Acceptance of International Criminal Justice
The acceptance literature review explores a range of aspects that are related to the study of the acceptance of international criminal justice, in order to provide an overview of the existing literature and encourage further research in this area. It first elaborates on four aspects of the concept of acceptance of international criminal justice - who accepts, what is accepted, when acceptance occurs, and what acceptance entails - in order to explore the complexity of the subject. Then, it reviews the main debates in transitional justice and international criminal justice discourses that touch on the issue of acceptance, focusing on four areas of debate.
First, it looks at fundamental critiques of international criminal justice, such as different understandings of ‘justice’ in various socio-cultural contexts and the question whether affected populations prefer alternative mechanisms to criminal justice, such as amnesties or truth commissions.
Second, it investigates the range of reactions to the performance of international courts and tribunals. Particularly when courts appear to only address selective aspects of crimes, such as crimes committed during a particular time span, a limited number of perpetrators are indicted, or when perpetrators are charged with selected crimes only, then international courts may be criticized.
Third, the paper discusses the role of politics and politicization in mediating the acceptance of international criminal justice.
Fourth, meaningful communication, including outreach also relates to increased acceptance of international courts.
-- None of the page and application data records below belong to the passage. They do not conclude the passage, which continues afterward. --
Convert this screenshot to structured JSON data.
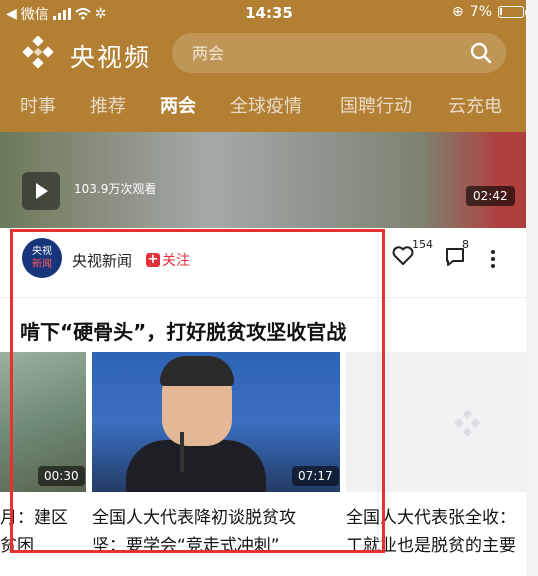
{
  "status_bar": {
    "carrier": "微信",
    "time": "14:35",
    "battery": "7%",
    "battery_level": 0.07
  },
  "header": {
    "brand": "央视频",
    "search": {
      "placeholder": "两会",
      "value": ""
    }
  },
  "tabs": [
    {
      "label": "时事",
      "active": false
    },
    {
      "label": "推荐",
      "active": false
    },
    {
      "label": "两会",
      "active": true
    },
    {
      "label": "全球疫情",
      "active": false
    },
    {
      "label": "国聘行动",
      "active": false
    },
    {
      "label": "云充电",
      "active": false
    }
  ],
  "banner": {
    "views": "103.9万次观看",
    "duration": "02:42"
  },
  "card": {
    "avatar_line1": "央视",
    "avatar_line2": "新闻",
    "author": "央视新闻",
    "follow_label": "关注",
    "likes": "154",
    "comments": "8",
    "headline": "啃下“硬骨头”，打好脱贫攻坚收官战"
  },
  "videos": [
    {
      "duration": "00:30",
      "caption_line1": "月：建区",
      "caption_line2": "贫困"
    },
    {
      "duration": "07:17",
      "caption_line1": "全国人大代表降初谈脱贫攻",
      "caption_line2": "坚：要学会“竞走式冲刺”"
    },
    {
      "caption_line1": "全国人大代表张全收：",
      "caption_line2": "工就业也是脱贫的主要"
    }
  ],
  "colors": {
    "header_bg": "#b27f33",
    "accent_red": "#e0303a",
    "highlight": "#e8312f"
  }
}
Finally, the review discusses the dynamics of acceptance and calls for a more long-term and multi-method research on acceptance.
You can find the publication here.